Why the Philippines is Asia's bright spot
MANILA, Philippines - One number -- economic growth of 6.4% in the first quarter -- has triggered external groups and media to consider the Philippines as Asia's poster boy.
The latest is the New York Times, which hailed the Philippines as "Asia's bright spot," citing the country's young population as a primary driver of economic growth.
In an August 27 report entitled "A youthful populace helps make the Philippines an economic bright spot in Asia," the New York Times cited international analysts who now say the country has gone from being Asia's "sick man" to the "healthiest" economy in the region.
"A high population growth rate, long considered a hindrance to prosperity, is now often seen as a driving force for economic growth. About 61% of the population in the Philippines is of working age, between 15 and 64. That figure is expected to continue increasing, which is not the case for many of its Asian neighbors, whose populations are aging," New York Times said.
Other positive signs
The flurry of positive news also helped boost the image of the Philippine economy.
Aside from the 6.4% first quarter growth -- which made the Philippines the fastest growing in Southeast Asia -- the New York Times article cited other indicators that could show there are fundamental basis for the optimism about the Philippines.

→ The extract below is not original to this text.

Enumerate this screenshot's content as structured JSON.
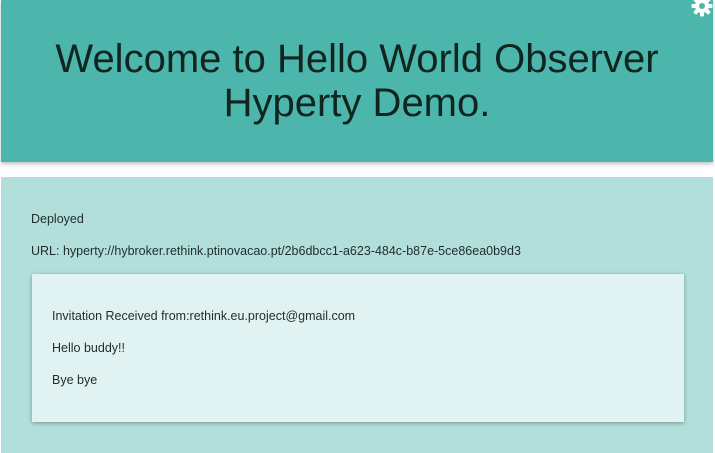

It cited recent credit upgrades that reduce borrowing costs of the government. The Philippines is now one-notch below investment grade.
The 4-year high record of the peso against the dollar, on the other hand, has been buoyed by remittances, which stayed resilient amid economic woes of host countries.
"The Philippines’ growing prosperity has also been driven by the 9.5 million Filipinos — almost 10% of the population — who work outside the country and who sent home about $20 billion in 2011. That is up from $7.5 billion in 2003," the article added.
BPOs and growth
The story also cited data the Business Process Outsourcing (BPO) industry, which employs 683,000 Filipinos as of end-2011. The industry generated $11 billion this year, a 24% growth from 2011.
New York Times also shared the government's plans to generate $25 billion in revenue by 2016 through the local BPO industry.
The report noted how the BPO has given young workers enjoy relatively new economic opportunities, thanks to BPOs that dot business districts in the capital.
"Mika Santos, 18, does not have much to say about the national economy. But she is very happy with her own situation…She earns a comparatively high salary for an entry-level job (handling customer service calls for a United States mobile phone company)…Had she been born a generation earlier, she would most likely have worked as a low-income farmer or gone overseas to find work," the report highlighted.
These stories from the BPO sector represent those who account less than 1% of the working population and usually describe economic boom in the cities, not in the countryside where poverty is rampant.
On August 30, the government will announce how the economy performed in the second quarter, and whether the growth is sustainable or not.- Rappler.com